* DIRECTIONS:
Repeat each entry in full, exactly.
※
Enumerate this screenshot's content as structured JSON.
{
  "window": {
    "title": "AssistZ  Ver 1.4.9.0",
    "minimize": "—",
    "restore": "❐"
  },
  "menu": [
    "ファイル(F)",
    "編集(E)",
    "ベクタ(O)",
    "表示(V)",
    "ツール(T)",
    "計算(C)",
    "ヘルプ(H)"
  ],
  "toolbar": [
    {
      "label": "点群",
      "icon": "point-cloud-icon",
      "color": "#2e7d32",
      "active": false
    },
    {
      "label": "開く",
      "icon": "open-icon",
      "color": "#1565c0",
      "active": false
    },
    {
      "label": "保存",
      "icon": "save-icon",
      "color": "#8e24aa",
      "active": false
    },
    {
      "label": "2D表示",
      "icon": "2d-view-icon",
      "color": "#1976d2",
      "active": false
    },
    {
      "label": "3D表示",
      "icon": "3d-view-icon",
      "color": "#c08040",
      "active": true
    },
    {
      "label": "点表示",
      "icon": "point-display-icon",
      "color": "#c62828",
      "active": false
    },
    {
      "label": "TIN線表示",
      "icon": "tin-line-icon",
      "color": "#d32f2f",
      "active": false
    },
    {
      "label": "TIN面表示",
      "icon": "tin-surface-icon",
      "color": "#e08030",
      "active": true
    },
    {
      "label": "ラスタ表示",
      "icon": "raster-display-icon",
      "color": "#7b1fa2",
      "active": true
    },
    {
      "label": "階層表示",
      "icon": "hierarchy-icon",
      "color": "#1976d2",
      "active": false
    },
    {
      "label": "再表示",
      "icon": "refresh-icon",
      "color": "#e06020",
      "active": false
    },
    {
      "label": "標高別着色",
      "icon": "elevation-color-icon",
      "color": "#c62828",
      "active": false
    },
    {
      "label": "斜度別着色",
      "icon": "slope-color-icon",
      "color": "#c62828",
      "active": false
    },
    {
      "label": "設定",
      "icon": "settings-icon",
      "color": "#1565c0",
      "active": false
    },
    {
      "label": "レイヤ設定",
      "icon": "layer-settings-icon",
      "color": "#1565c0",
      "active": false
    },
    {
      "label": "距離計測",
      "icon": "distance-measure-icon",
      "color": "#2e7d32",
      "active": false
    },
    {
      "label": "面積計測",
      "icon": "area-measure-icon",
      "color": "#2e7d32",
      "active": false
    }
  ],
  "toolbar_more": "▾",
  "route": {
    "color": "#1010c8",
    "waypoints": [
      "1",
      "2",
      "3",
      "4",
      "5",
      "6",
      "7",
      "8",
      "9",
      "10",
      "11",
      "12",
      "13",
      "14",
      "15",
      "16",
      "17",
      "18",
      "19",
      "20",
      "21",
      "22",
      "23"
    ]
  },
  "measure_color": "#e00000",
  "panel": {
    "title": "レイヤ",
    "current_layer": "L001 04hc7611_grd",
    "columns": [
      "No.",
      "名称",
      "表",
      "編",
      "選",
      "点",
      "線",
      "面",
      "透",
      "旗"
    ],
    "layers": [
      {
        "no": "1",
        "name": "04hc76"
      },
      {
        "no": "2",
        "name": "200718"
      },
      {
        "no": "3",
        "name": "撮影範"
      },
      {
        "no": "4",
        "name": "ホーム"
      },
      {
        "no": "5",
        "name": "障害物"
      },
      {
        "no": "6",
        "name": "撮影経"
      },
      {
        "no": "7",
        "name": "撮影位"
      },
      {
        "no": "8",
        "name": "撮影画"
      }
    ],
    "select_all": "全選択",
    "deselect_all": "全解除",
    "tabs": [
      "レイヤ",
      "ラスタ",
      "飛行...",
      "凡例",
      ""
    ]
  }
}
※
* RESPONSE AREA:
Enumerate this screenshot's content as structured JSON.
{
  "window": {
    "title": "AssistZ  Ver 1.4.9.0",
    "minimize": "—",
    "restore": "❐"
  },
  "menu": [
    "ファイル(F)",
    "編集(E)",
    "ベクタ(O)",
    "表示(V)",
    "ツール(T)",
    "計算(C)",
    "ヘルプ(H)"
  ],
  "toolbar": [
    {
      "label": "点群",
      "icon": "point-cloud-icon",
      "color": "#2e7d32",
      "active": false
    },
    {
      "label": "開く",
      "icon": "open-icon",
      "color": "#1565c0",
      "active": false
    },
    {
      "label": "保存",
      "icon": "save-icon",
      "color": "#8e24aa",
      "active": false
    },
    {
      "label": "2D表示",
      "icon": "2d-view-icon",
      "color": "#1976d2",
      "active": false
    },
    {
      "label": "3D表示",
      "icon": "3d-view-icon",
      "color": "#c08040",
      "active": true
    },
    {
      "label": "点表示",
      "icon": "point-display-icon",
      "color": "#c62828",
      "active": false
    },
    {
      "label": "TIN線表示",
      "icon": "tin-line-icon",
      "color": "#d32f2f",
      "active": false
    },
    {
      "label": "TIN面表示",
      "icon": "tin-surface-icon",
      "color": "#e08030",
      "active": true
    },
    {
      "label": "ラスタ表示",
      "icon": "raster-display-icon",
      "color": "#7b1fa2",
      "active": true
    },
    {
      "label": "階層表示",
      "icon": "hierarchy-icon",
      "color": "#1976d2",
      "active": false
    },
    {
      "label": "再表示",
      "icon": "refresh-icon",
      "color": "#e06020",
      "active": false
    },
    {
      "label": "標高別着色",
      "icon": "elevation-color-icon",
      "color": "#c62828",
      "active": false
    },
    {
      "label": "斜度別着色",
      "icon": "slope-color-icon",
      "color": "#c62828",
      "active": false
    },
    {
      "label": "設定",
      "icon": "settings-icon",
      "color": "#1565c0",
      "active": false
    },
    {
      "label": "レイヤ設定",
      "icon": "layer-settings-icon",
      "color": "#1565c0",
      "active": false
    },
    {
      "label": "距離計測",
      "icon": "distance-measure-icon",
      "color": "#2e7d32",
      "active": false
    },
    {
      "label": "面積計測",
      "icon": "area-measure-icon",
      "color": "#2e7d32",
      "active": false
    }
  ],
  "toolbar_more": "▾",
  "route": {
    "color": "#1010c8",
    "waypoints": [
      "1",
      "2",
      "3",
      "4",
      "5",
      "6",
      "7",
      "8",
      "9",
      "10",
      "11",
      "12",
      "13",
      "14",
      "15",
      "16",
      "17",
      "18",
      "19",
      "20",
      "21",
      "22",
      "23"
    ]
  },
  "measure_color": "#e00000",
  "panel": {
    "title": "レイヤ",
    "current_layer": "L001 04hc7611_grd",
    "columns": [
      "No.",
      "名称",
      "表",
      "編",
      "選",
      "点",
      "線",
      "面",
      "透",
      "旗"
    ],
    "layers": [
      {
        "no": "1",
        "name": "04hc76"
      },
      {
        "no": "2",
        "name": "200718"
      },
      {
        "no": "3",
        "name": "撮影範"
      },
      {
        "no": "4",
        "name": "ホーム"
      },
      {
        "no": "5",
        "name": "障害物"
      },
      {
        "no": "6",
        "name": "撮影経"
      },
      {
        "no": "7",
        "name": "撮影位"
      },
      {
        "no": "8",
        "name": "撮影画"
      }
    ],
    "select_all": "全選択",
    "deselect_all": "全解除",
    "tabs": [
      "レイヤ",
      "ラスタ",
      "飛行...",
      "凡例",
      ""
    ]
  }
}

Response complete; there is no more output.